[What you are asked to do]:
In the listing below, how many lines include "coins"? Give the number and no other text.

##### Input data

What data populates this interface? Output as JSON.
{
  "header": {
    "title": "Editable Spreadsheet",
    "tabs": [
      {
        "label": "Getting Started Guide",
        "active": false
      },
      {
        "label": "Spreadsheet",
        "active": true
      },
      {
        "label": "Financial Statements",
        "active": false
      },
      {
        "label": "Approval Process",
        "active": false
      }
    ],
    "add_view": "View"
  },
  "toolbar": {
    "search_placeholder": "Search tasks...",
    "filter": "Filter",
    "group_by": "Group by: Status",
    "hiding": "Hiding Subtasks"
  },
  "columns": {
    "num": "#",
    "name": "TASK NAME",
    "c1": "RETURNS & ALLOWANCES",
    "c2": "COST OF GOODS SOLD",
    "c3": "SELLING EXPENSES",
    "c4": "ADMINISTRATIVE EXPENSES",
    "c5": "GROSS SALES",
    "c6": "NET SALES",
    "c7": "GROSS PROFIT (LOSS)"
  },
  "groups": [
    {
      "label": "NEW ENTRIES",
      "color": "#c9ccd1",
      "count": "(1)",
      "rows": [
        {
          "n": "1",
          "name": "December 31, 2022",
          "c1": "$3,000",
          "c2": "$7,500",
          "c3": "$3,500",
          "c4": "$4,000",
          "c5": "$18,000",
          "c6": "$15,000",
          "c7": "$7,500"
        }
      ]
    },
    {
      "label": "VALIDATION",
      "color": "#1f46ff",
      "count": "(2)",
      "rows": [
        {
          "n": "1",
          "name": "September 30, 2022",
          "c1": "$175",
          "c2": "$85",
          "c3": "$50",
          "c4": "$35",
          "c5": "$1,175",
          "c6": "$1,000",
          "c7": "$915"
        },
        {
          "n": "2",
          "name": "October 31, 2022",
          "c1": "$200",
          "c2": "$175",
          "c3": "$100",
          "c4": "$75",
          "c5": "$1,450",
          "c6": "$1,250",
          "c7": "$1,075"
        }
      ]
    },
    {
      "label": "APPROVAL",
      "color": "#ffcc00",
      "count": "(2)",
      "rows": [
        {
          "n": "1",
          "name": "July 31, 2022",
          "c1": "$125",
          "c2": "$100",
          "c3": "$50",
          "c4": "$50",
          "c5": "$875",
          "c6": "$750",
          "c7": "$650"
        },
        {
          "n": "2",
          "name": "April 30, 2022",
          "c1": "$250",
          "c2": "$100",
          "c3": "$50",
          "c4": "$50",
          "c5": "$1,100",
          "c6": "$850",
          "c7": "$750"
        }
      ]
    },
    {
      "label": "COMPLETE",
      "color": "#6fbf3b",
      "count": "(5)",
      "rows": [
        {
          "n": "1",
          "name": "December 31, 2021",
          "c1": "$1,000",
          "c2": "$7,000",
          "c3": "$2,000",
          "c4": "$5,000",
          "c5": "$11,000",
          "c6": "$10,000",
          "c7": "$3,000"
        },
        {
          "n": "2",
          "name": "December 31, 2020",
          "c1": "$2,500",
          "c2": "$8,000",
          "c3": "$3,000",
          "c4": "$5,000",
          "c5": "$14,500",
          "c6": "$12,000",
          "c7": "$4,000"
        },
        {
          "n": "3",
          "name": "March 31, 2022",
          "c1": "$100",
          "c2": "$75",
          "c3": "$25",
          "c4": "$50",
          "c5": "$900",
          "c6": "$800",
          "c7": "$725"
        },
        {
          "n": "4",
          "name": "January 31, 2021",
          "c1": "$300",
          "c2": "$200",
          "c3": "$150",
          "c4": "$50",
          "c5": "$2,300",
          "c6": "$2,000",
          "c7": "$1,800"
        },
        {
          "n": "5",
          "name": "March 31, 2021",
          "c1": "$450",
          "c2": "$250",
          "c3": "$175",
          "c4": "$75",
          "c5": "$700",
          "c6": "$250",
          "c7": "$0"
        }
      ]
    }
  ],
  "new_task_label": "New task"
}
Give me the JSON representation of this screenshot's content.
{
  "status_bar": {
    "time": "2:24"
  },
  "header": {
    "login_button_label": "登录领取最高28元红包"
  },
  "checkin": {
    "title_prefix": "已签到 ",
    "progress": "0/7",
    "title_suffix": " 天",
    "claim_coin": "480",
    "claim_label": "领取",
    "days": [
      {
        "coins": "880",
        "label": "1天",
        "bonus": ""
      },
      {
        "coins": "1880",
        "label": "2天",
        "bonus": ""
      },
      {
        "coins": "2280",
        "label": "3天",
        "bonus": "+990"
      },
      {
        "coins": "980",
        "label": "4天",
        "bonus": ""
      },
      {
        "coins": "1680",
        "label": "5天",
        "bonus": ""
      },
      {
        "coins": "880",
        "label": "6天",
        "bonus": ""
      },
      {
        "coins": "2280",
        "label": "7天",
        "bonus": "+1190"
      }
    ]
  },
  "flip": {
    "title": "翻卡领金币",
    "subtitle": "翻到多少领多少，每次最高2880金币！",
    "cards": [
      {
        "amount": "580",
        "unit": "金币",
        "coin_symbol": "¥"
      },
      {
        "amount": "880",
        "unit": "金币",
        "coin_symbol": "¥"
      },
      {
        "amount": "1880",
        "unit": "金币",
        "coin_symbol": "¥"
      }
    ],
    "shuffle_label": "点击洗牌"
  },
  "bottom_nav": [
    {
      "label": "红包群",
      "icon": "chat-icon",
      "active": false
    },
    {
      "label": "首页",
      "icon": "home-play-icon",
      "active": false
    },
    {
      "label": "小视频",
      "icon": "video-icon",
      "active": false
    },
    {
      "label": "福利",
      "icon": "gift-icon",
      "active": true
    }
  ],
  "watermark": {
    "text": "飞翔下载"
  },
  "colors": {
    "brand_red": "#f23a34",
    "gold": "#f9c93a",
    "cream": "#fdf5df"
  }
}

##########

[Exercise result]:
7